k = F/x
where k is the spring constant, F is the force applied to the spring, and x is the distance that the spring is stretched or compressed.
Unit of spring constant:
The unit of spring constant is Newtons per meter (N/m) in the SI system.
How does the spring constant formula work?
The spring constant formula works by quantifying the relationship between the force applied to a spring and the resulting displacement. The spring constant represents the stiffness of the spring, or how much it resists being stretched or compressed.
For example, if we apply a force of 10 N to a spring and it stretches by 2 meters, we can calculate the spring constant as:
k = F / x = 10 N / 2 m = 5 N/m
This means that the spring requires 5 Newtons of force per meter of displacement.
Applications of Spring Constant:
1. Hooke’s Law: The spring constant formula is closely related to Hooke’s Law, which states that the force required to stretch or compress a spring is directly proportional to its displacement. This law is used extensively in engineering applications, such as designing suspension systems for vehicles and buildings.
2. Force measurement: The spring constant formula is used in the design of force measurement devices, such as spring scales. These devices use a spring with a known spring constant to measure the force applied to it.
3. Elastic potential energy: The spring constant formula is used to calculate the elastic potential energy stored in the spring when it is stretched or compressed. The elastic potential energy is given by the equation:
E = 1/2 kx^2
where E is the elastic potential energy, k is the spring constant, and x is the displacement of the spring.
4. Oscillations: The spring constant formula is also used in the study of oscillations, such as those in a mass-spring system. The period of oscillation, or the time it takes for the mass to complete one cycle, is related to the spring constant and the mass of the object. The period is given by the equation:
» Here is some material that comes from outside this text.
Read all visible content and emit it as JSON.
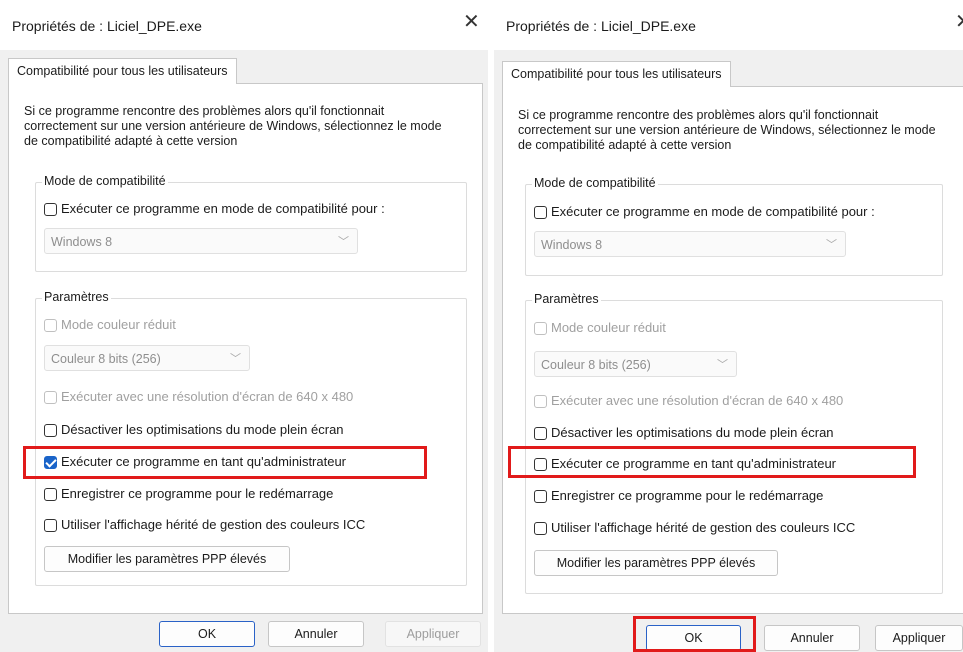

T = 2π√(m/k)
where T is the period, m is the mass of the object, and k is the spring constant.
Also, read the parallelogram law of forces